EXERCISE REQUIREMENTS - Of the entries that follow, how many lines hold the string "name"? Write the number and nothing more.

(Page and application data records)

[Start of section]

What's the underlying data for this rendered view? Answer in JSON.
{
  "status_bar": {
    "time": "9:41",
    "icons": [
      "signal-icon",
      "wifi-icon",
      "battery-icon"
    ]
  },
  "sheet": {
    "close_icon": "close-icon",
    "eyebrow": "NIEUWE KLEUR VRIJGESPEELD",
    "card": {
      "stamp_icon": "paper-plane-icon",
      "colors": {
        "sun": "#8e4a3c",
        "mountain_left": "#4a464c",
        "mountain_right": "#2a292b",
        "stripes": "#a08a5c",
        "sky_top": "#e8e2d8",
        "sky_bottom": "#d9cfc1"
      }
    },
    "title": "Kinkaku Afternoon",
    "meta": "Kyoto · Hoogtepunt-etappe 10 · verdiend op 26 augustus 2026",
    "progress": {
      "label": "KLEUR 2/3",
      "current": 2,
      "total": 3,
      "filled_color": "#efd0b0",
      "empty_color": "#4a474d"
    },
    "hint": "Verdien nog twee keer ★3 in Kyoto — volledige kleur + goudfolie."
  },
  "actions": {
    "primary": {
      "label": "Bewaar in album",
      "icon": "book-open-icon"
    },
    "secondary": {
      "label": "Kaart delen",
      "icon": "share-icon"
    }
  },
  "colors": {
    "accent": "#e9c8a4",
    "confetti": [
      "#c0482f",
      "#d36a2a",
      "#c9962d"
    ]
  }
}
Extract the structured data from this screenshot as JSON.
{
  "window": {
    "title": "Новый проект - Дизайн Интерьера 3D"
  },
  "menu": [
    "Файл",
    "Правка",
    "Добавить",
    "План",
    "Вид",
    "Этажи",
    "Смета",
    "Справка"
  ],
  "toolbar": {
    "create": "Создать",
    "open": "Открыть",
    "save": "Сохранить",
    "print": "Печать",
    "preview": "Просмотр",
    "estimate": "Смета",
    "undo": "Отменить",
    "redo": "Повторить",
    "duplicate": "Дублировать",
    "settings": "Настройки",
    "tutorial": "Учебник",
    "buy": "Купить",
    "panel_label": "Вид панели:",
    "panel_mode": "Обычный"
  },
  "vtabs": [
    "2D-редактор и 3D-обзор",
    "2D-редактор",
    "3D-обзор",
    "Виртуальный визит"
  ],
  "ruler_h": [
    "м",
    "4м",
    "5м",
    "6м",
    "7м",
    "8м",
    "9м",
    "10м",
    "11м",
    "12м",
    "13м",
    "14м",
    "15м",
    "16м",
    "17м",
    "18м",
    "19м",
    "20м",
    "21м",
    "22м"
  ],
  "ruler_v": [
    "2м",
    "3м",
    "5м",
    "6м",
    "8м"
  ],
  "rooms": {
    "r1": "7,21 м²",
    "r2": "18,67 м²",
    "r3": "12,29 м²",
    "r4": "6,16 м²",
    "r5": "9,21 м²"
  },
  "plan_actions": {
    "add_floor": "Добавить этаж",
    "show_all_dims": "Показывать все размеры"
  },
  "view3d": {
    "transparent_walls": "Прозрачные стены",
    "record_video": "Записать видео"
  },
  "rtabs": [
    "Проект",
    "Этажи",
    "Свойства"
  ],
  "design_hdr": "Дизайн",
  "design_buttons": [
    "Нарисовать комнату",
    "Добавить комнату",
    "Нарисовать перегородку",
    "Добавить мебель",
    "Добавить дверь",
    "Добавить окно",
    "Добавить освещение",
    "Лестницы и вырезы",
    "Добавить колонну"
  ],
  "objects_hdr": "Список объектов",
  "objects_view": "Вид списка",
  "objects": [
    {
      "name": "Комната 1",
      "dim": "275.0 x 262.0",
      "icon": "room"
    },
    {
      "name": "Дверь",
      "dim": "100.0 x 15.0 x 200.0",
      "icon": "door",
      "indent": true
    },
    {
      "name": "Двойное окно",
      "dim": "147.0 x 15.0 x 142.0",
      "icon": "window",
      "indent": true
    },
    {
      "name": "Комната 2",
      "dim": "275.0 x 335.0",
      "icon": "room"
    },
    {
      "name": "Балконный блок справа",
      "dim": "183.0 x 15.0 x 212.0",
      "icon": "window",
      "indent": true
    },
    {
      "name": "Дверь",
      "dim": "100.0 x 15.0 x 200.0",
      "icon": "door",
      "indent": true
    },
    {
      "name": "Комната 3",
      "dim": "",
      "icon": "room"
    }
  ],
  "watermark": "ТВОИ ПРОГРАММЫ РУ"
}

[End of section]

EXERCISE ANSWER - 7